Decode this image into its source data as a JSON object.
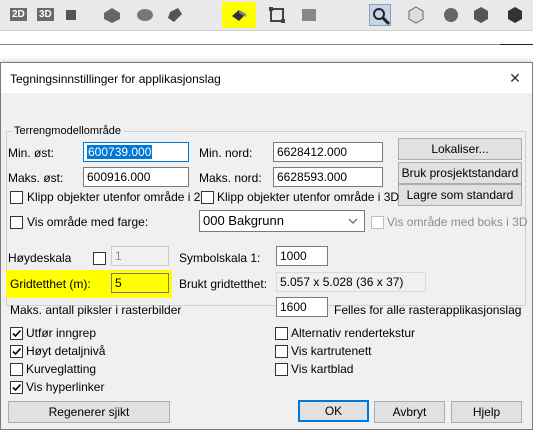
{
  "toolbar": {
    "buttons": [
      {
        "name": "2d-view-icon",
        "text": "2D"
      },
      {
        "name": "3d-view-icon",
        "text": "3D"
      },
      {
        "name": "select-tool-icon"
      },
      {
        "name": "surface-tool-icon"
      },
      {
        "name": "shade-tool-icon"
      },
      {
        "name": "solid-tool-icon"
      },
      {
        "name": "terrain-model-icon",
        "highlighted": true
      },
      {
        "name": "frame-tool-icon"
      },
      {
        "name": "grid-tool-icon"
      },
      {
        "name": "zoom-icon",
        "pressed": true
      },
      {
        "name": "cube-outline-icon"
      },
      {
        "name": "sphere-icon"
      },
      {
        "name": "hexagon-icon"
      },
      {
        "name": "cube-solid-icon"
      }
    ],
    "highlight_color": "#ffff00"
  },
  "dialog": {
    "title": "Tegningsinnstillinger for applikasjonslag",
    "close_symbol": "✕",
    "terrain": {
      "group_label": "Terrengmodellområde",
      "min_east_label": "Min. øst:",
      "min_east_value": "600739.000",
      "min_north_label": "Min. nord:",
      "min_north_value": "6628412.000",
      "max_east_label": "Maks. øst:",
      "max_east_value": "600916.000",
      "max_north_label": "Maks. nord:",
      "max_north_value": "6628593.000",
      "locate_button": "Lokaliser...",
      "use_project_button": "Bruk prosjektstandard",
      "save_default_button": "Lagre som standard",
      "clip_2d_label": "Klipp objekter utenfor område i 2D",
      "clip_2d_checked": false,
      "clip_3d_label": "Klipp objekter utenfor område i 3D",
      "clip_3d_checked": false,
      "show_color_label": "Vis område med farge:",
      "show_color_checked": false,
      "color_value": "000 Bakgrunn",
      "show_box_label": "Vis område med boks i 3D",
      "show_box_checked": false
    },
    "height_scale_label": "Høydeskala",
    "height_scale_checked": false,
    "height_scale_value": "1",
    "symbol_scale_label": "Symbolskala 1:",
    "symbol_scale_value": "1000",
    "grid_density_label": "Gridtetthet (m):",
    "grid_density_value": "5",
    "used_density_label": "Brukt gridtetthet:",
    "used_density_value": "5.057 x 5.028 (36 x 37)",
    "max_pixels_label": "Maks. antall piksler i rasterbilder",
    "max_pixels_value": "1600",
    "max_pixels_note": "Felles for alle rasterapplikasjonslag",
    "options_left": [
      {
        "label": "Utfør inngrep",
        "checked": true
      },
      {
        "label": "Høyt detaljnivå",
        "checked": true
      },
      {
        "label": "Kurveglatting",
        "checked": false
      },
      {
        "label": "Vis hyperlinker",
        "checked": true
      }
    ],
    "options_right": [
      {
        "label": "Alternativ rendertekstur",
        "checked": false
      },
      {
        "label": "Vis kartrutenett",
        "checked": false
      },
      {
        "label": "Vis kartblad",
        "checked": false
      }
    ],
    "regenerate_button": "Regenerer sjikt",
    "ok_button": "OK",
    "cancel_button": "Avbryt",
    "help_button": "Hjelp"
  }
}
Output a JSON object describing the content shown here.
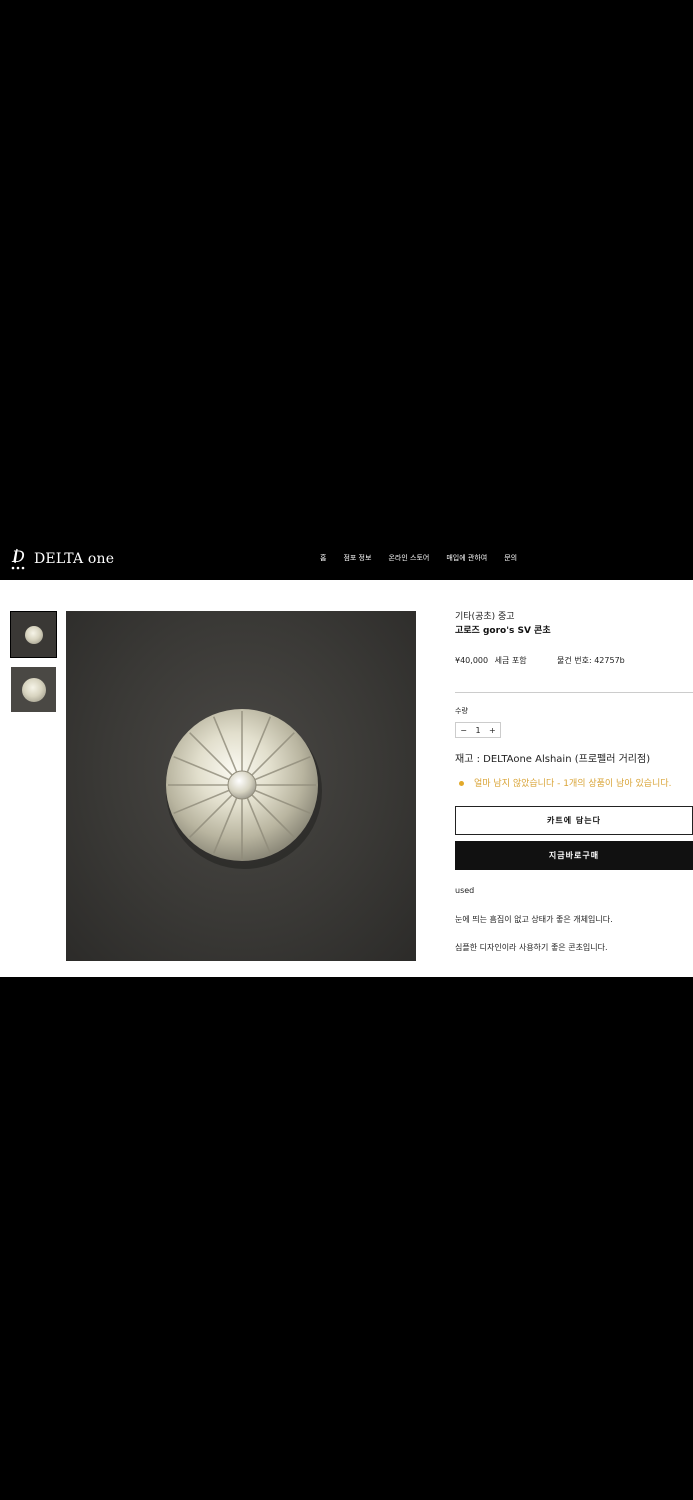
{
  "brand": {
    "name": "DELTA one"
  },
  "nav": [
    {
      "label": "홈"
    },
    {
      "label": "점포 정보"
    },
    {
      "label": "온라인 스토어"
    },
    {
      "label": "매입에 관하여"
    },
    {
      "label": "문의"
    }
  ],
  "product": {
    "category": "기타(공초) 중고",
    "title": "고로즈 goro's SV 콘초",
    "price": "¥40,000",
    "tax_note": "세금 포함",
    "sku": "물건 번호: 42757b",
    "quantity_label": "수량",
    "quantity": "1",
    "qty_minus": "−",
    "qty_plus": "+",
    "stock": "재고 : DELTAone Alshain (프로펠러 거리점)",
    "low_stock": "얼마 남지 않았습니다 - 1개의 상품이 남아 있습니다.",
    "add_to_cart": "카트에 담는다",
    "buy_now": "지금바로구매",
    "description": [
      "used",
      "눈에 띄는 흠집이 없고 상태가 좋은 개체입니다.",
      "심플한 디자인이라 사용하기 좋은 콘초입니다."
    ]
  },
  "colors": {
    "background": "#000000",
    "panel": "#ffffff",
    "accent_warning": "#e2a92a",
    "button_dark": "#111111"
  }
}
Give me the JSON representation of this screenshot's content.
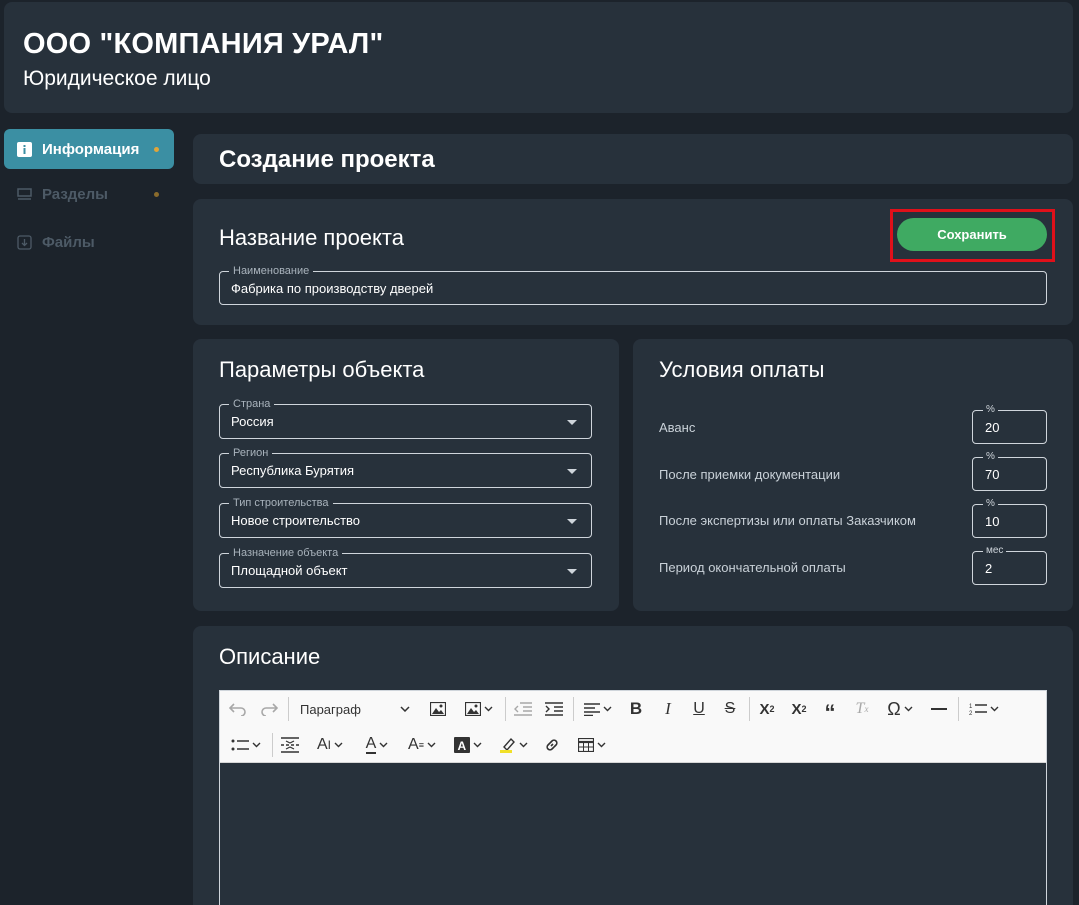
{
  "header": {
    "company_name": "ООО \"КОМПАНИЯ УРАЛ\"",
    "company_type": "Юридическое лицо"
  },
  "sidebar": {
    "items": [
      {
        "label": "Информация",
        "icon": "info-icon",
        "active": true
      },
      {
        "label": "Разделы",
        "icon": "sections-icon",
        "active": false
      },
      {
        "label": "Файлы",
        "icon": "download-icon",
        "active": false
      }
    ]
  },
  "page": {
    "title": "Создание проекта"
  },
  "project": {
    "section_title": "Название проекта",
    "save_label": "Сохранить",
    "name_legend": "Наименование",
    "name_value": "Фабрика по производству дверей"
  },
  "params": {
    "section_title": "Параметры объекта",
    "country": {
      "legend": "Страна",
      "value": "Россия"
    },
    "region": {
      "legend": "Регион",
      "value": "Республика Бурятия"
    },
    "construction_type": {
      "legend": "Тип строительства",
      "value": "Новое строительство"
    },
    "purpose": {
      "legend": "Назначение объекта",
      "value": "Площадной объект"
    }
  },
  "payment": {
    "section_title": "Условия оплаты",
    "rows": [
      {
        "label": "Аванс",
        "unit": "%",
        "value": "20"
      },
      {
        "label": "После приемки документации",
        "unit": "%",
        "value": "70"
      },
      {
        "label": "После экспертизы или оплаты Заказчиком",
        "unit": "%",
        "value": "10"
      },
      {
        "label": "Период окончательной оплаты",
        "unit": "мес",
        "value": "2"
      }
    ]
  },
  "description": {
    "section_title": "Описание",
    "paragraph_select": "Параграф"
  },
  "colors": {
    "background": "#1c232b",
    "card": "#27313b",
    "accent": "#3b8fa3",
    "save": "#3faa62",
    "highlight": "#e0101a",
    "dot": "#e0a53a"
  }
}
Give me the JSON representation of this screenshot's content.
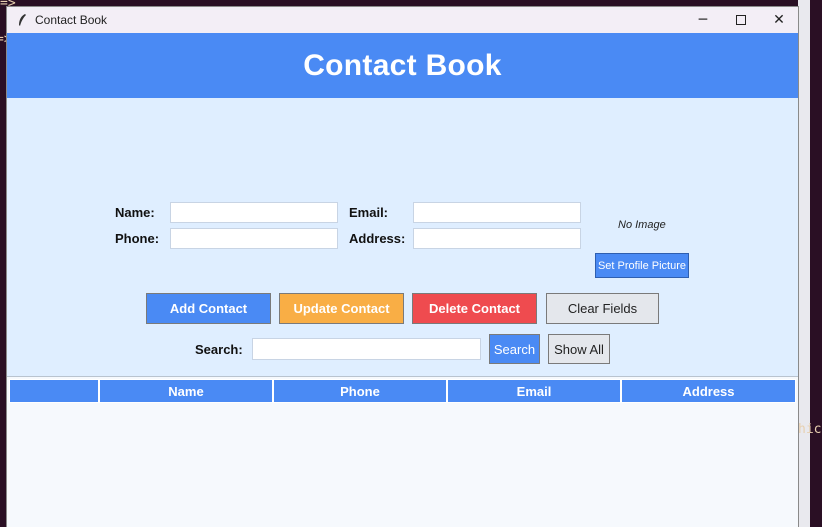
{
  "background": {
    "prompt_fragment_top": "=>",
    "prompt_fragment_left": "=>",
    "terminal_fragment_right": "hic"
  },
  "window": {
    "title": "Contact Book",
    "icon": "feather-icon",
    "controls": {
      "minimize": "─",
      "maximize": "☐",
      "close": "✕"
    }
  },
  "header": {
    "title": "Contact Book"
  },
  "form": {
    "name_label": "Name:",
    "email_label": "Email:",
    "phone_label": "Phone:",
    "address_label": "Address:",
    "name_value": "",
    "email_value": "",
    "phone_value": "",
    "address_value": "",
    "no_image_text": "No Image",
    "set_picture_label": "Set Profile Picture"
  },
  "actions": {
    "add": "Add Contact",
    "update": "Update Contact",
    "delete": "Delete Contact",
    "clear": "Clear Fields"
  },
  "search": {
    "label": "Search:",
    "value": "",
    "button": "Search",
    "show_all": "Show All"
  },
  "table": {
    "columns": [
      "",
      "Name",
      "Phone",
      "Email",
      "Address"
    ],
    "rows": []
  },
  "colors": {
    "accent": "#4a8af4",
    "update": "#f9ae45",
    "delete": "#ef4b4f",
    "panel": "#dfeeff"
  }
}
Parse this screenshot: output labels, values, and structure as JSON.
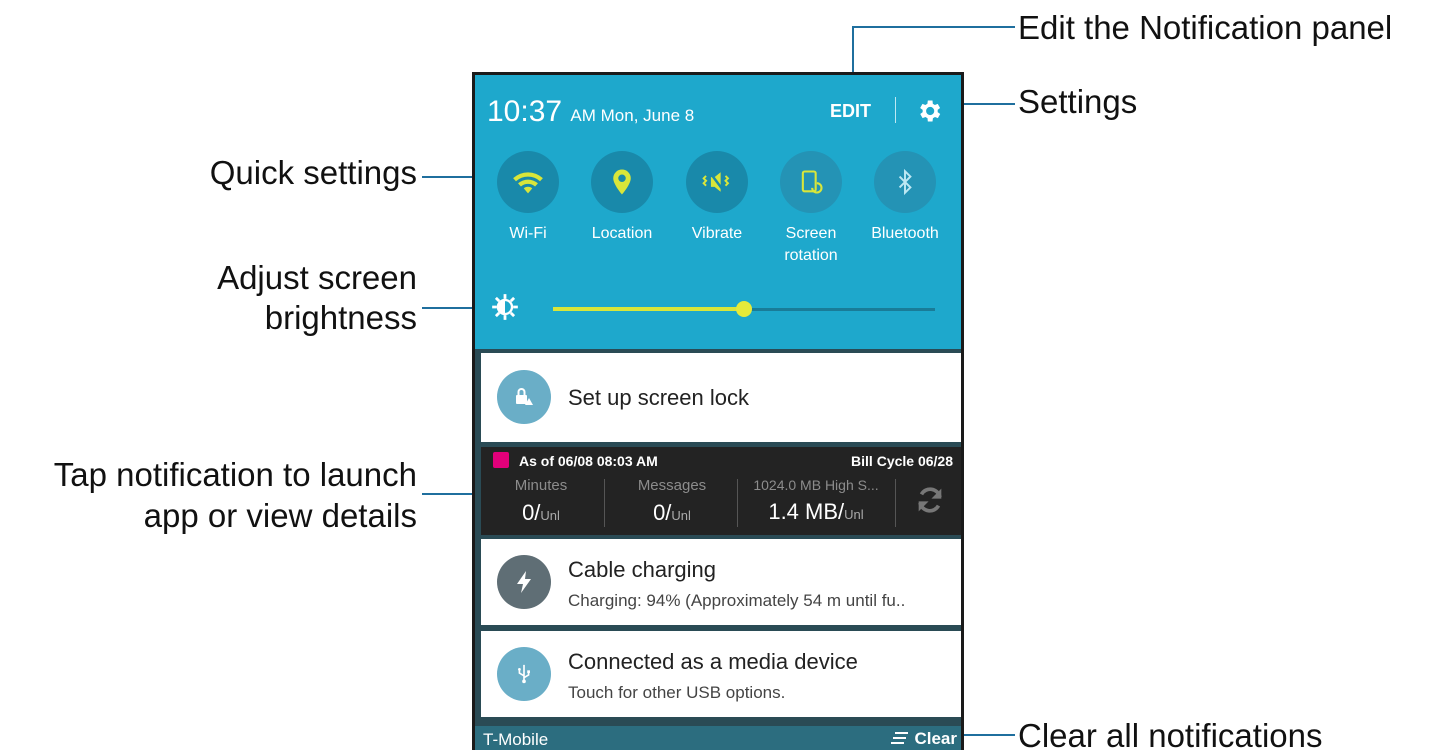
{
  "callouts": {
    "edit_panel": "Edit the Notification panel",
    "settings": "Settings",
    "quick_settings": "Quick settings",
    "brightness_line1": "Adjust screen",
    "brightness_line2": "brightness",
    "tap_line1": "Tap notification to launch",
    "tap_line2": "app or view details",
    "clear_all": "Clear all notifications"
  },
  "status": {
    "time": "10:37",
    "date": "AM Mon, June 8",
    "edit": "EDIT"
  },
  "quick_settings": [
    {
      "label": "Wi-Fi",
      "icon": "wifi-icon",
      "on": true
    },
    {
      "label": "Location",
      "icon": "location-icon",
      "on": true
    },
    {
      "label": "Vibrate",
      "icon": "vibrate-icon",
      "on": true
    },
    {
      "label": "Screen rotation",
      "icon": "screen-rotation-icon",
      "on": false
    },
    {
      "label": "Bluetooth",
      "icon": "bluetooth-icon",
      "on": false
    }
  ],
  "brightness": {
    "level": 0.5
  },
  "notifications": {
    "screen_lock": {
      "title": "Set up screen lock"
    },
    "tmobile": {
      "as_of": "As of  06/08 08:03 AM",
      "bill_cycle": "Bill Cycle 06/28",
      "minutes_label": "Minutes",
      "minutes_value": "0/",
      "messages_label": "Messages",
      "messages_value": "0/",
      "data_label": "1024.0 MB High S...",
      "data_value": "1.4 MB/",
      "unit": "Unl"
    },
    "charging": {
      "title": "Cable charging",
      "sub": "Charging: 94% (Approximately 54 m until fu.."
    },
    "usb": {
      "title": "Connected as a media device",
      "sub": "Touch for other USB options."
    }
  },
  "footer": {
    "carrier": "T-Mobile",
    "clear": "Clear"
  },
  "colors": {
    "panel": "#1ea8cc",
    "accent": "#d9e63a",
    "line": "#1f6f9e"
  }
}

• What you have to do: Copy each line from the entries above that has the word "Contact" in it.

• Your solution:
    "title": "Contact Book",
    "title": "Contact Book"
    "add": "Add Contact",
    "update": "Update Contact",
    "delete": "Delete Contact",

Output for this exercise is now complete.